Studio Ludo designed an NYC Play Tour Guide that asked participants to reflect critically about the space and record their thoughts. For each park, they were asked to give an overall rating and answer, “What’s working/unique?” and “What’s not working?” They were also asked to reflect on their top three takeaways. Some lessons learned included:
1. Nature can be an important design tool: “Nature is a consistent element in these parks,” one visitor noted, used in creative ways to act as sound barriers and create zones in each space for different kinds of play. Another participant noted that each site used topography to its advantage. “In Philadelphia, everything is flat. Here, the height created different spaces to play.”
2. Design play spaces for all ages. Active parent engagement was evident at most parks. The parks had interesting and challenging landscapes that required parents to pay attention at all times. The environment was set up to create a comfortable experience for both parents and their children. Think plenty of shaded areas, benches, and concessions.
3. Create signage that is clear and concise–and welcoming. “The signage was very appealing overall,” one participant noted. “Signs gave clear, concise information using photos and gentle language – not ‘NO!'”
4. Consider alternatives to chain-link fences to enclose public spaces. “Chelsea Waterside Park had interesting fencing that was transparent and durable,” noted one member. There are other fencing materials to consider that can provide a more welcoming environment at a public space than chain-link fences.
Following the tour, participants were energized, inspired, and ready to take these new concepts home to their sites. Participants said, “Philly is ready to level up!” and expressed an interest in experimenting with new safety surfaces, water play elements, and climbing structures. They also enjoyed the valuable opportunity to spend the day with play connectors from all over the city, many of whom they will work with throughout the Rebuild process.
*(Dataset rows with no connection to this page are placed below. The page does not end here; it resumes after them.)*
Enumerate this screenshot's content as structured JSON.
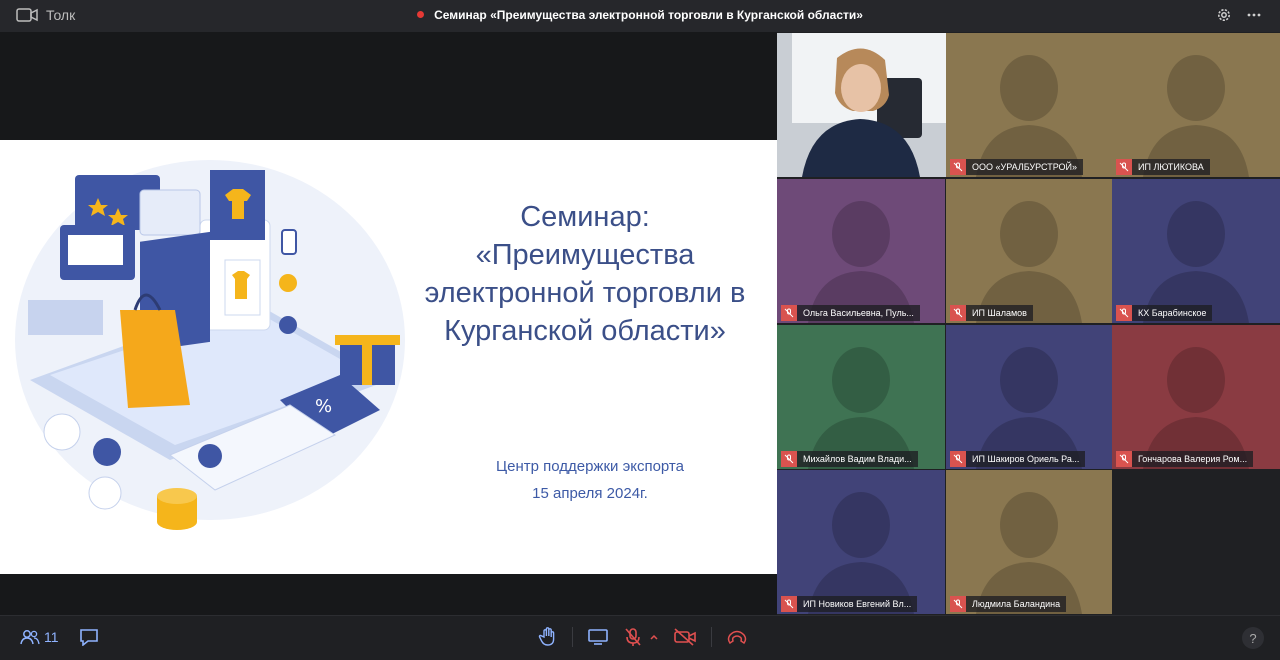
{
  "app": {
    "name": "Толк",
    "icon": "video-icon"
  },
  "meeting": {
    "title": "Семинар «Преимущества электронной торговли в Курганской области»",
    "recording": true
  },
  "slide": {
    "title_lines": [
      "Семинар:",
      "«Преимущества",
      "электронной торговли в",
      "Курганской области»"
    ],
    "subtitle_lines": [
      "Центр поддержки экспорта",
      "15 апреля 2024г."
    ]
  },
  "participants": [
    {
      "name": "",
      "video": true,
      "bg": "#d9dee3"
    },
    {
      "name": "ООО «УРАЛБУРСТРОЙ»",
      "muted": true,
      "bg": "#8a7750"
    },
    {
      "name": "ИП ЛЮТИКОВА",
      "muted": true,
      "bg": "#8a7750"
    },
    {
      "name": "Ольга Васильевна, Пуль...",
      "muted": true,
      "bg": "#6e4a78"
    },
    {
      "name": "ИП Шаламов",
      "muted": true,
      "bg": "#8a7750"
    },
    {
      "name": "КХ Барабинское",
      "muted": true,
      "bg": "#414378"
    },
    {
      "name": "Михайлов Вадим Влади...",
      "muted": true,
      "bg": "#3f7353"
    },
    {
      "name": "ИП Шакиров Ориель Ра...",
      "muted": true,
      "bg": "#414378"
    },
    {
      "name": "Гончарова Валерия Ром...",
      "muted": true,
      "bg": "#8a3b42"
    },
    {
      "name": "ИП Новиков Евгений Вл...",
      "muted": true,
      "bg": "#414378"
    },
    {
      "name": "Людмила Баландина",
      "muted": true,
      "bg": "#8a7750"
    }
  ],
  "bottom": {
    "participants_count": "11",
    "help_label": "?"
  }
}
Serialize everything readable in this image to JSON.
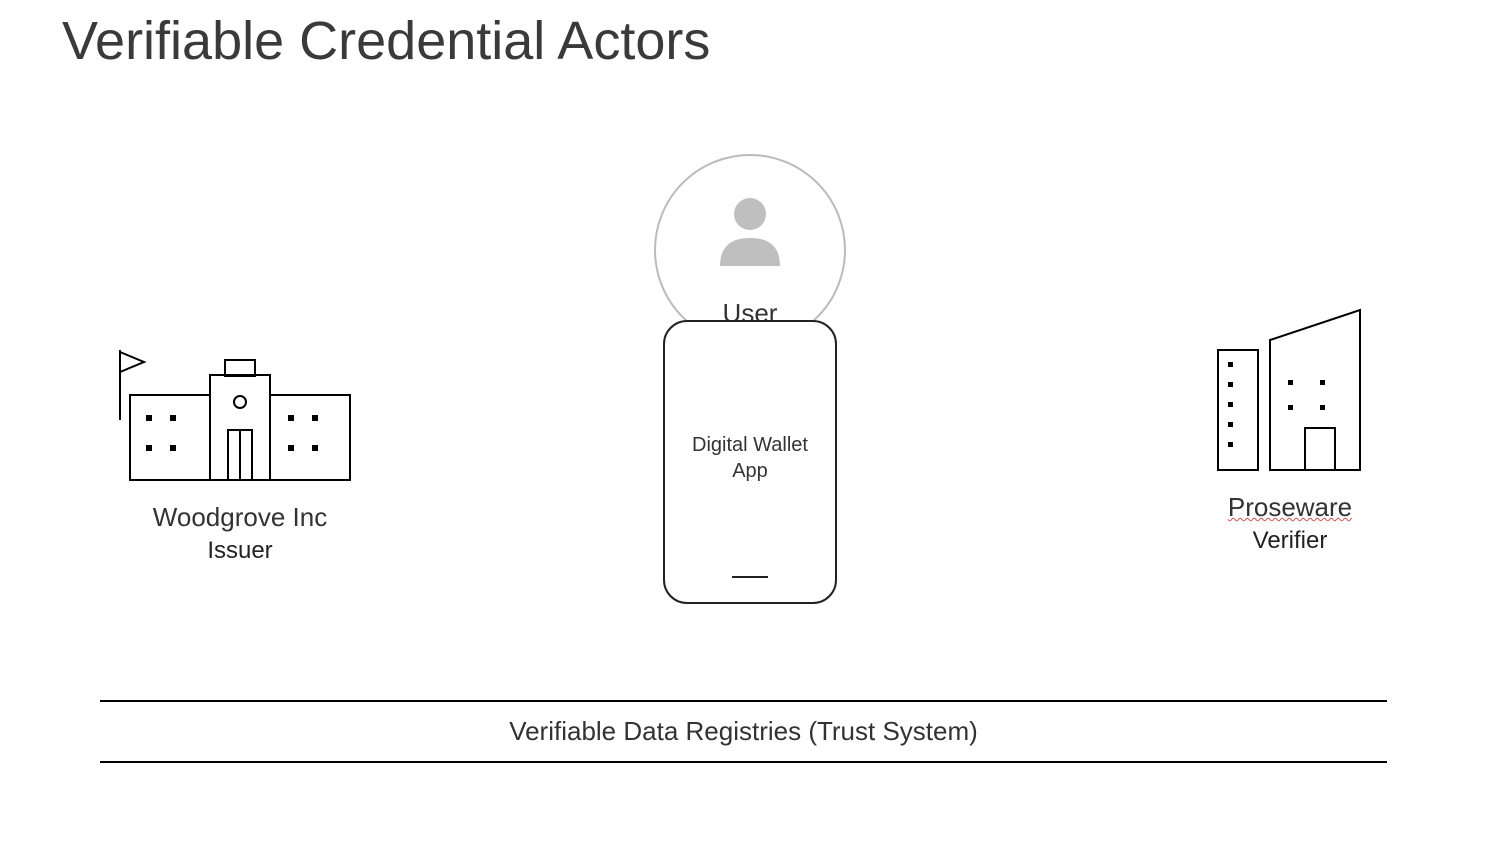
{
  "title": "Verifiable Credential Actors",
  "issuer": {
    "name": "Woodgrove Inc",
    "role": "Issuer"
  },
  "holder": {
    "label": "User (holder)",
    "app_line1": "Digital Wallet",
    "app_line2": "App"
  },
  "verifier": {
    "name": "Proseware",
    "role": "Verifier"
  },
  "registry": {
    "label": "Verifiable Data Registries (Trust System)"
  }
}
“It’s time to introduce something new to Philadelphia,” participants said after the tour. “Some things might feel risky, but it is time to explore and try new things. It is time to reexamine things we have said no to in the past.”